Hmm. I can’t say much about meaning in japanese culture, but I think I do have some ideas about the tan.
Firstly, it could simply be meant to show she’s a loner, without staying inside, like your typical loner character would often do.
We don’t see her interact with anyone, really, aside from her friends, Hachioji and eventually her sister. She even prefers to spend time with Hachioji instead of her friends, so that friendship might not be all that great to begin with either. Her sister is also not someone she seems to enjoy being around, let alone talk to. In short, she’s alone, she’s barely got a place she feels like she belongs or where she’s worth something.
BUT she has her swim club. Because what she is good at is sports. I would wager that the swimming pool is her refuge, the one place where she can be good at something, where people praise her, where she can feel like she’s worth something. Spend a lot of time at the pool, and you get tan.
If that’s the case, it also shows a bit of contradiction in her character. Because what little I do know about japan and tan lines is that they seem to avoid it at all costs, because it’s deemed ugly, you just don’t do that. And while Nagatoro is putting up a good show, we constantly see her trying to look cool and hide details of what happened with Hachioji from them, ultimately, being able to be good at something is more important to her than following the norm.
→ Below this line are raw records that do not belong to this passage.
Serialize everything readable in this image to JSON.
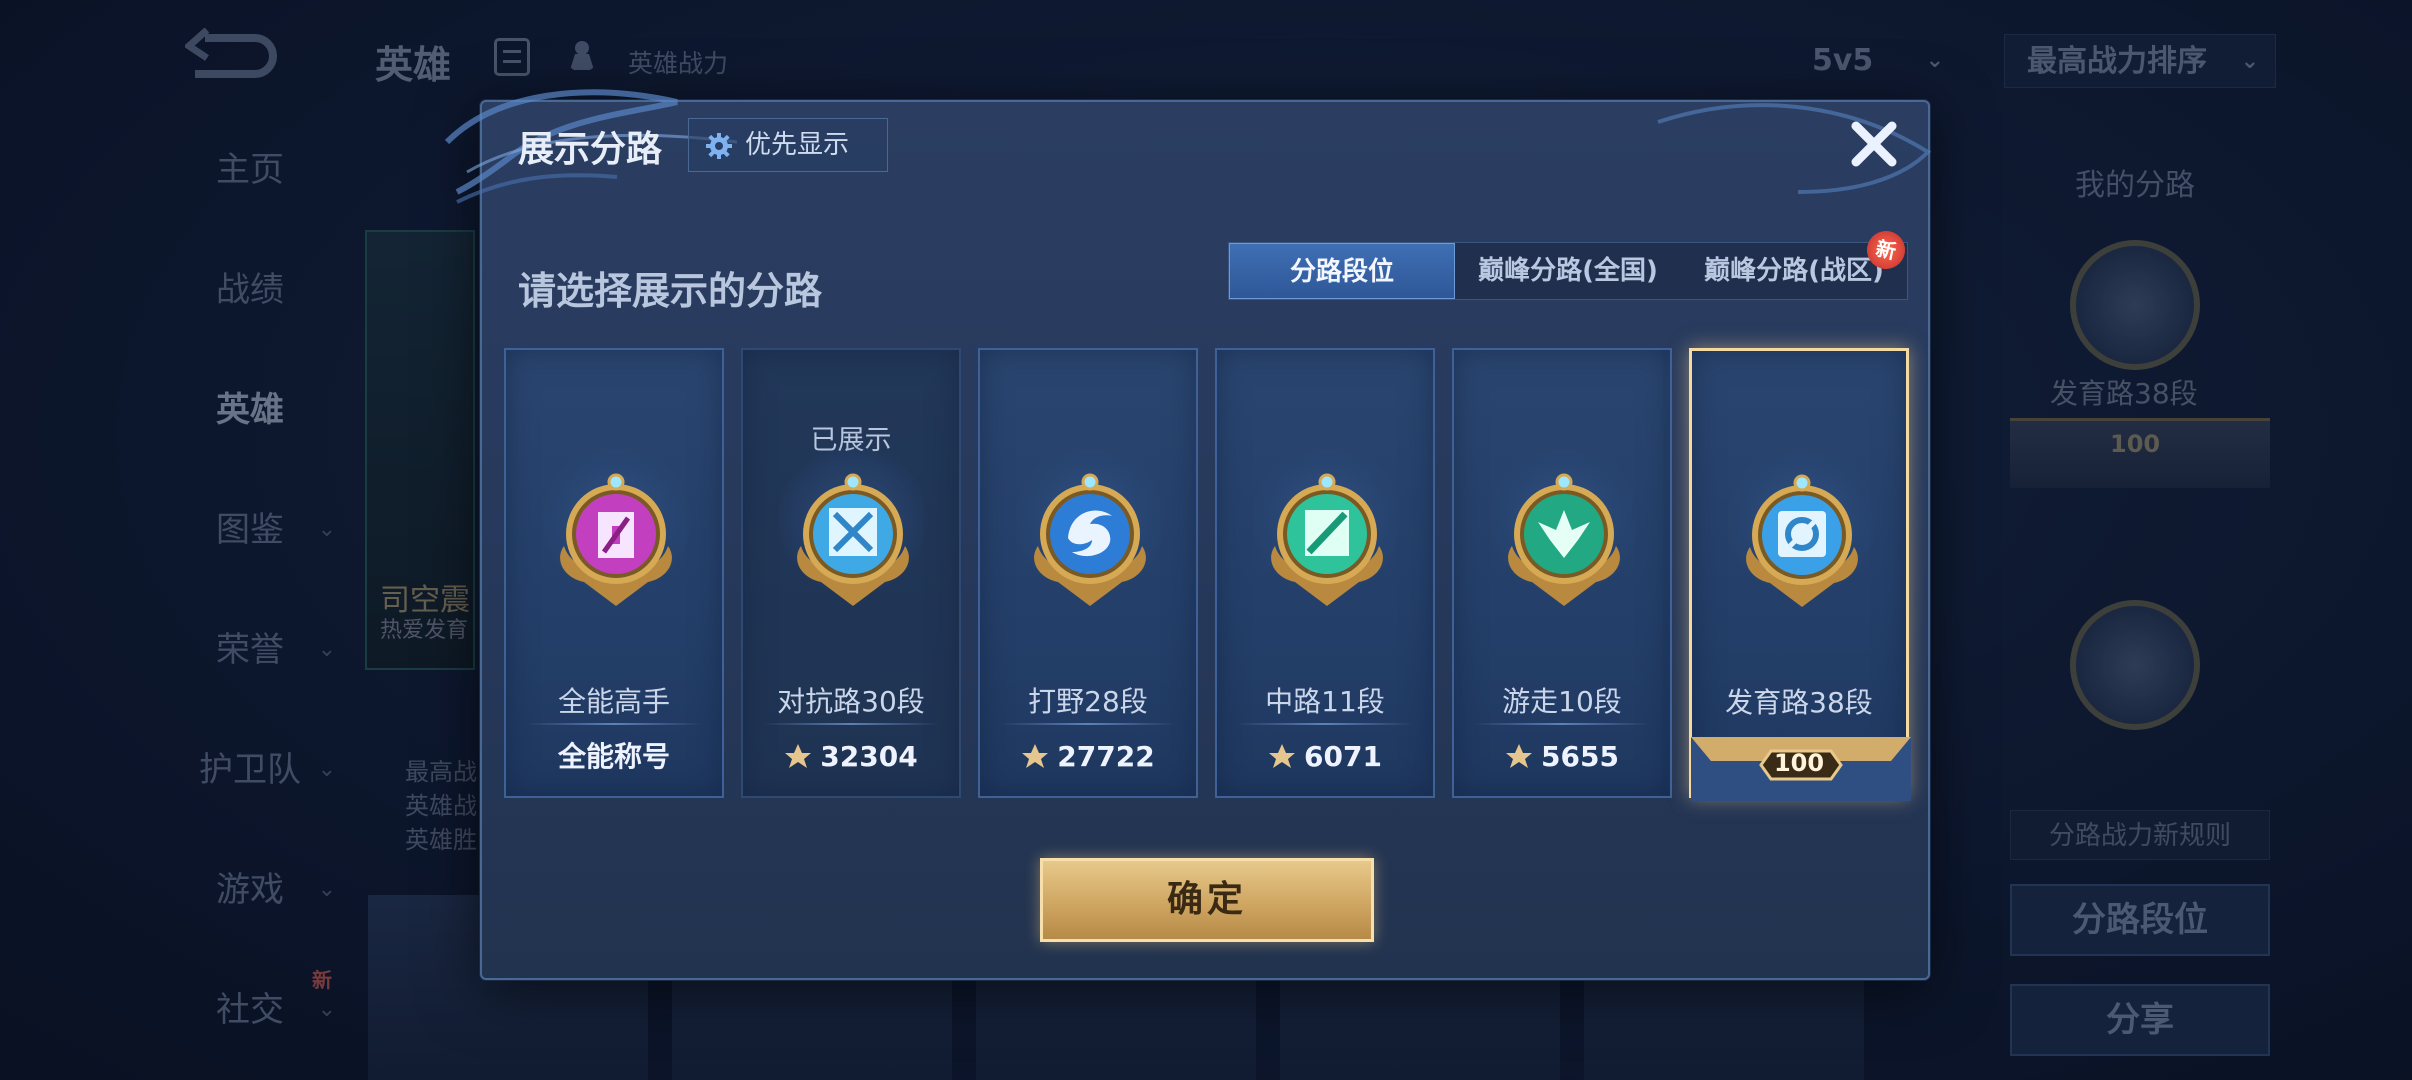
{
  "background": {
    "top_title": "英雄",
    "top_subtitle": "英雄战力",
    "mode_select": "5v5",
    "sort_select": "最高战力排序",
    "sidebar": [
      {
        "label": "主页",
        "active": false,
        "caret": false,
        "new": false
      },
      {
        "label": "战绩",
        "active": false,
        "caret": false,
        "new": false
      },
      {
        "label": "英雄",
        "active": true,
        "caret": false,
        "new": false
      },
      {
        "label": "图鉴",
        "active": false,
        "caret": true,
        "new": false
      },
      {
        "label": "荣誉",
        "active": false,
        "caret": true,
        "new": false
      },
      {
        "label": "护卫队",
        "active": false,
        "caret": true,
        "new": false
      },
      {
        "label": "游戏",
        "active": false,
        "caret": true,
        "new": false
      },
      {
        "label": "社交",
        "active": false,
        "caret": true,
        "new": true
      }
    ],
    "new_tag": "新",
    "hero_name": "司空震",
    "hero_tag": "热爱发育",
    "hero_stats": [
      "最高战",
      "英雄战",
      "英雄胜"
    ],
    "right_title": "我的分路",
    "right_emblem_label": "发育路38段",
    "right_badge_num": "100",
    "right_rule": "分路战力新规则",
    "right_btn_rank": "分路段位",
    "right_btn_share": "分享"
  },
  "modal": {
    "title": "展示分路",
    "priority_button": "优先显示",
    "prompt": "请选择展示的分路",
    "tabs": [
      {
        "label": "分路段位",
        "active": true,
        "new": false
      },
      {
        "label": "巅峰分路(全国)",
        "active": false,
        "new": false
      },
      {
        "label": "巅峰分路(战区)",
        "active": false,
        "new": true
      }
    ],
    "tab_new_badge": "新",
    "cards": [
      {
        "label": "全能高手",
        "foot": "全能称号",
        "status": "",
        "power": false,
        "selected": false,
        "emblem_color": "#c23fbf",
        "emblem": "allround"
      },
      {
        "label": "对抗路30段",
        "foot": "32304",
        "status": "已展示",
        "power": true,
        "selected": false,
        "emblem_color": "#3fa9e6",
        "emblem": "clash"
      },
      {
        "label": "打野28段",
        "foot": "27722",
        "status": "",
        "power": true,
        "selected": false,
        "emblem_color": "#2d7cd6",
        "emblem": "jungle"
      },
      {
        "label": "中路11段",
        "foot": "6071",
        "status": "",
        "power": true,
        "selected": false,
        "emblem_color": "#2fc39b",
        "emblem": "mid"
      },
      {
        "label": "游走10段",
        "foot": "5655",
        "status": "",
        "power": true,
        "selected": false,
        "emblem_color": "#22a882",
        "emblem": "roam"
      },
      {
        "label": "发育路38段",
        "foot": "",
        "status": "",
        "power": false,
        "selected": true,
        "emblem_color": "#3aa1e8",
        "emblem": "farm",
        "badge_num": "100"
      }
    ],
    "confirm": "确定"
  }
}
Even then, the way she acts around her friends is maybe along the same lines, a desperate attempt to try to fit in, because she’s got nowhere else to go.
To take it a step further, while all the others in her friend group make deliberate efforts to stand out with wild hair and hair colors, Nagatoro could easily pass as a model student if she wanted to, she can certainly act that part. I would even say she IS nice, we see her be like that with Hachioji when he’s sick, she doesn’t just put on an act. The only thing that would make her stand out then is the tan, something from the outside rather than a deliberate choice of hers to stand out. She’s been made into how she acts by what she’s been through, not because she actively wants to be who she is.
So in the end, I think the tan could be seen as an extension to how Nagatoro feels. A young woman desperately trying to find a place to fit in and sticking out like a sore thumb.
Might be reading too much into it, but that’d make it work for me.
LikeLiked by 1 person
I think the ugly thing works, actually. To me the tan lines say she’s usually dressed much more modestly around others but she’s willing to show that side of herself – ugly but revealing – to Hachoichi and him alone. But I may be reading too little into it.
I think my read on this was simply that Nagatoro loves Hachioji, and that we don’t get to choose who we love; it just happens. Though certainly love isn’t enough to keep a relationship together — you also need compatibility. I’m sure Nanashi is headed towards getting the two together officially at some point, anyway, but I can see a future where things might not work out between these two, or two people similar to them in the real world.
Though I didn’t continue it, I have a similar feeling about the Komi-san protagonist thinking back to what I saw of that anime. As you say, Hachioji at least has his artistic talent, but Hitohito seems about as plain and milquetoast as a guy can get. I know he’s supposed to have his exceptional observational skills, but the story came off more like he had normal observational skills in a world of idiots. Maybe I’m being unfair to it since I didn’t watch too much of that show, but it was hard going for me.
LikeLiked by 1 person